During a guster, this scenario is typical for the crews working on the Florida Coastal Monitoring Project (FCMP), a collaboration of students and professors from the University of Florida, Florida Institute of Technology, ClemsonUniversity, and Florida International University seeking to quantify near-surface hurricane behavior and to evaluate the actual loads on residential buildings. Theproject includes 32 homes that have been outfitted with instruments to measure windpressures in single-family homes. Instruments on six of these homes standing inthe paths of Hurricanes Frances and Ivan measured — for the first time ever— the true impact of hurricane-force winds.
In less than half an hour, a tower is up and ready to send real-timeweather data direct from a neighborhood in line with a hurricane.
"It's the first real look we've had," says Forrest Masters, an assistant professor of civil engineering at Florida InternationalUniversity who heads the tower-erection teams.

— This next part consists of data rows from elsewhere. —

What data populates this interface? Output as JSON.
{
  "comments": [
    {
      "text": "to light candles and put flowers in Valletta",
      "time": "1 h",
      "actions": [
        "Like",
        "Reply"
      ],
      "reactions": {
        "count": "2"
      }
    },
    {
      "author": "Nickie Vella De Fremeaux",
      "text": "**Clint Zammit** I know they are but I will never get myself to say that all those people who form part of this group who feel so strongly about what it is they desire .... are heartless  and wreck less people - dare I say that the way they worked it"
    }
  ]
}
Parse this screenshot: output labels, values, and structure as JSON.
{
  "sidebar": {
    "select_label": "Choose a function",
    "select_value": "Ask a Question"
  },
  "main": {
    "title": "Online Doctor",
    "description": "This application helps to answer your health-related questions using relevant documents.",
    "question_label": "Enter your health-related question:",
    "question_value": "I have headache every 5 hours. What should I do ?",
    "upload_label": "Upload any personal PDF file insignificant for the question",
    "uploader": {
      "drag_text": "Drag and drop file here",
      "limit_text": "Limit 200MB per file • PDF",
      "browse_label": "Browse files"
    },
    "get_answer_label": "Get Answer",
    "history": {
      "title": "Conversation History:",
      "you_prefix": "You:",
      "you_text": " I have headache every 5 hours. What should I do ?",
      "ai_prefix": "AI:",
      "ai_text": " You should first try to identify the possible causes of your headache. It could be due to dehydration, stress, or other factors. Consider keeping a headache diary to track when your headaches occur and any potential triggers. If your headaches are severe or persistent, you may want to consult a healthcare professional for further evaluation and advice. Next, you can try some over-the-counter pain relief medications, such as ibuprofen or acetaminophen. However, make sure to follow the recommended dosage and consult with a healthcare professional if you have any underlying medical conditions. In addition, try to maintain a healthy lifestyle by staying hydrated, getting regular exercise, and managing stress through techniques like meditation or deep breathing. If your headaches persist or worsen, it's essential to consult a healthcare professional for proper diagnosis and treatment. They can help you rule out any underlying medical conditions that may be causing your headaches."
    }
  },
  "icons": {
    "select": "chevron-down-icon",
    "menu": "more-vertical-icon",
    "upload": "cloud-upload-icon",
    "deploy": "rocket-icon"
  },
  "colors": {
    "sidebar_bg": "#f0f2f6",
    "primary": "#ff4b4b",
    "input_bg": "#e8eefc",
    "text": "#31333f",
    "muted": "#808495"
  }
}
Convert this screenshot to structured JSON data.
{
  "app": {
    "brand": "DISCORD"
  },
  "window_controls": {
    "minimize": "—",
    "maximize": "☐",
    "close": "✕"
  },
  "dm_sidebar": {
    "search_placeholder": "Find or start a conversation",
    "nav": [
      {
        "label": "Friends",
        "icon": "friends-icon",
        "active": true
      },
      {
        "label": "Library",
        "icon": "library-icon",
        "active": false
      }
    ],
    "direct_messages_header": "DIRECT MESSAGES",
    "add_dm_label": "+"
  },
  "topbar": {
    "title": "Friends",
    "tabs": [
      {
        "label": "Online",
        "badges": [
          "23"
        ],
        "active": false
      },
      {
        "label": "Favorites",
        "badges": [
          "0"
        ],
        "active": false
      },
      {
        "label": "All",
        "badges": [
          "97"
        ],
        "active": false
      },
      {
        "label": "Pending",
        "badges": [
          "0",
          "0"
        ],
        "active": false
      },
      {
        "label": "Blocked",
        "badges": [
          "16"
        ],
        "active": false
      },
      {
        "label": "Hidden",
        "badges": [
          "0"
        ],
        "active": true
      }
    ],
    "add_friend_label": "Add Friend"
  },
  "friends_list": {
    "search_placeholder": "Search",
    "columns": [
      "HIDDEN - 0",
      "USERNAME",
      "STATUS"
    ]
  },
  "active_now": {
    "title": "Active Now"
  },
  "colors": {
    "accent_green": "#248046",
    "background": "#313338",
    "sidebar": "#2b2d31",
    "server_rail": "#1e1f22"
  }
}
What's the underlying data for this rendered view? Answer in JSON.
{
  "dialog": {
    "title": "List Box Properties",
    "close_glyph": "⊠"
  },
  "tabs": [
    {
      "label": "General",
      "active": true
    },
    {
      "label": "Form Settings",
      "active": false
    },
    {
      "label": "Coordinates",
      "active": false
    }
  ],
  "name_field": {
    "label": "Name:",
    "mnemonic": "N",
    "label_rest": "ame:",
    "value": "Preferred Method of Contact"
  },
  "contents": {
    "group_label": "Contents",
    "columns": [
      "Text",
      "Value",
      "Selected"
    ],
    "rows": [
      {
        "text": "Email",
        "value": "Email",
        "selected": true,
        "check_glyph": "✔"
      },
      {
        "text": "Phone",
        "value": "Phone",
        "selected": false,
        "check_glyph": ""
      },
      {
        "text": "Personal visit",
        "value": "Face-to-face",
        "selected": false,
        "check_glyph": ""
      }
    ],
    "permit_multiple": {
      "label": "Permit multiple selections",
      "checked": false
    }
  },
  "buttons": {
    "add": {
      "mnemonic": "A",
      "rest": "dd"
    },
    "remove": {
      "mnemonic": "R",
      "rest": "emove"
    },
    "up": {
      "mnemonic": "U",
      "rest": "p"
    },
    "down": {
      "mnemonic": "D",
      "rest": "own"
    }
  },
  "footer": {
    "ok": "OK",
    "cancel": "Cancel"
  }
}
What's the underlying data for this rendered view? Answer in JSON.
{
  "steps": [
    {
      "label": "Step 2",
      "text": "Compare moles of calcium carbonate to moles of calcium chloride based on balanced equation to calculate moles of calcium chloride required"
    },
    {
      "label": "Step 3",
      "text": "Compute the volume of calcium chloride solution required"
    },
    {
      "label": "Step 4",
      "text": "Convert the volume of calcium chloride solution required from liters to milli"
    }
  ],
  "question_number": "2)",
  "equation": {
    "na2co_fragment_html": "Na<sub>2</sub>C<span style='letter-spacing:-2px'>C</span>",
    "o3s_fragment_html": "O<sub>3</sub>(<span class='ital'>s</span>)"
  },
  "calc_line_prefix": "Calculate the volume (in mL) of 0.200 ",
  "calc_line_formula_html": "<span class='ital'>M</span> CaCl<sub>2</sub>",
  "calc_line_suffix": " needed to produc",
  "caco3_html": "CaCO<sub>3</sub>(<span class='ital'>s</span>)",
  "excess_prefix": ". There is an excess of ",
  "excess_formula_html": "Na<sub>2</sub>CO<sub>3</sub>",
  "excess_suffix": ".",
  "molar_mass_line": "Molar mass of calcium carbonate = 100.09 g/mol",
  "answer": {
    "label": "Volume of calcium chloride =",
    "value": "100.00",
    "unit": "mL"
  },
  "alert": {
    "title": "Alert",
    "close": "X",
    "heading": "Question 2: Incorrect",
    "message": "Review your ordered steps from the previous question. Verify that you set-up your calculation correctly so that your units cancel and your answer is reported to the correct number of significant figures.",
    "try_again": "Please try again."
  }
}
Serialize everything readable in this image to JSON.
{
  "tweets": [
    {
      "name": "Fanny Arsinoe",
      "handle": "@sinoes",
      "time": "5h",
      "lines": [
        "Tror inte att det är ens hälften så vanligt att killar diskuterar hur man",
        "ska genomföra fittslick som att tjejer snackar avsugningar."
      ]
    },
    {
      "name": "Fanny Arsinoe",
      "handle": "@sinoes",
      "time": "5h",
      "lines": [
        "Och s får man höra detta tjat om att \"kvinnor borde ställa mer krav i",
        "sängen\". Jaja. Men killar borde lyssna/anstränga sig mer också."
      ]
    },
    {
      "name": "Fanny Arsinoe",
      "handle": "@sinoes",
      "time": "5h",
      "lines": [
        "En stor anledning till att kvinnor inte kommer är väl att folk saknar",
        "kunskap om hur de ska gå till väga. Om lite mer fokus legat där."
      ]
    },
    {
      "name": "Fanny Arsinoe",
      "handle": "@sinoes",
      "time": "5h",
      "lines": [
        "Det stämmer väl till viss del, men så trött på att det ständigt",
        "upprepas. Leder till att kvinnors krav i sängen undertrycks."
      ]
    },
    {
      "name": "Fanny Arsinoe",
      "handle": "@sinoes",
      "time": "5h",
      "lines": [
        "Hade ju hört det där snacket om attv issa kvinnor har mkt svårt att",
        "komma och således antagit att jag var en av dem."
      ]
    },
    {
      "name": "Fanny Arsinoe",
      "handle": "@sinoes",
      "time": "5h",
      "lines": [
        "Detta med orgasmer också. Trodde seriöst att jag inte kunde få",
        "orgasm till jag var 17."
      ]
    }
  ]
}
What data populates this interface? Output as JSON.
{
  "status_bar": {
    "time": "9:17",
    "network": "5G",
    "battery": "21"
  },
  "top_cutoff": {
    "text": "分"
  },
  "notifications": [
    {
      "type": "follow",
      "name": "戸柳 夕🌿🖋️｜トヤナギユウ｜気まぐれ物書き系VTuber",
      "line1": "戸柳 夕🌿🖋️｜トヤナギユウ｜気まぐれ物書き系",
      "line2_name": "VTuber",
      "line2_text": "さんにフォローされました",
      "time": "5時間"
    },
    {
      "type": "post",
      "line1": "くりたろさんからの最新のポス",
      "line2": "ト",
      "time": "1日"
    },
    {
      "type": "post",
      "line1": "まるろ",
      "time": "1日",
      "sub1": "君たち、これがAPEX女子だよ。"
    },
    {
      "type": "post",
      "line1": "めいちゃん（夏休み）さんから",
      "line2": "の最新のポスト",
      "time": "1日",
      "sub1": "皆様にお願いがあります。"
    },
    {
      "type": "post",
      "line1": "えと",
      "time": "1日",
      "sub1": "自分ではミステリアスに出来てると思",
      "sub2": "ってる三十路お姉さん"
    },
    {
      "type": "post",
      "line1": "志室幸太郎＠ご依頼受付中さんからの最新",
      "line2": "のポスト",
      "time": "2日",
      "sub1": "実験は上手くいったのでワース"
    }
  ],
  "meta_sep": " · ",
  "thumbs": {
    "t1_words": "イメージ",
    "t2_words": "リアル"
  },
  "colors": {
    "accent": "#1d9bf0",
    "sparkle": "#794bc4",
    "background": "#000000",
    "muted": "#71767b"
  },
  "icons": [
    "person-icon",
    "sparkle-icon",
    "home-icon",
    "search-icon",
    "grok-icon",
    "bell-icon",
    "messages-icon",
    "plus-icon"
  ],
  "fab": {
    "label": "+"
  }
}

Prior to FCMP's first deployment,hurricane information was gathered primarily from stations at inland airfields oron offshore buoys. Or, it's been gathered by reconnaissance aircraft flyingmiles above the storm. However, the peak pressures that load a house are deeply sensitive to ground-level turbulence, which depends on the roughness of the terrain,explains Masters. Wind traveling over the smooth surface of an airfield, or over the ocean, behaves very differently than wind moving over and around the trees andhouses in a neighborhood.
The project includes installing sensors housed in protective aluminum pans to measure wind pressures on critical areas of a roof.
The FCMP studies may have a profound impact on our understanding of how homes perform in hurricanes. The loads referenced in current building codesare based on the analysis of winter storms and thunderstorms, which Masters saysmay be very different animals. New data may give engineers a fine-grained view ofthe gusts spawned by hurricanes, which in turn may suggest new hurricane-resistant building practices. If anything, coastal codes may get stricter: Preliminary datasuggest that tropical cyclones are much "gustier" than storm models basedon winter storms and thunderstorms. — Clayton DeKorne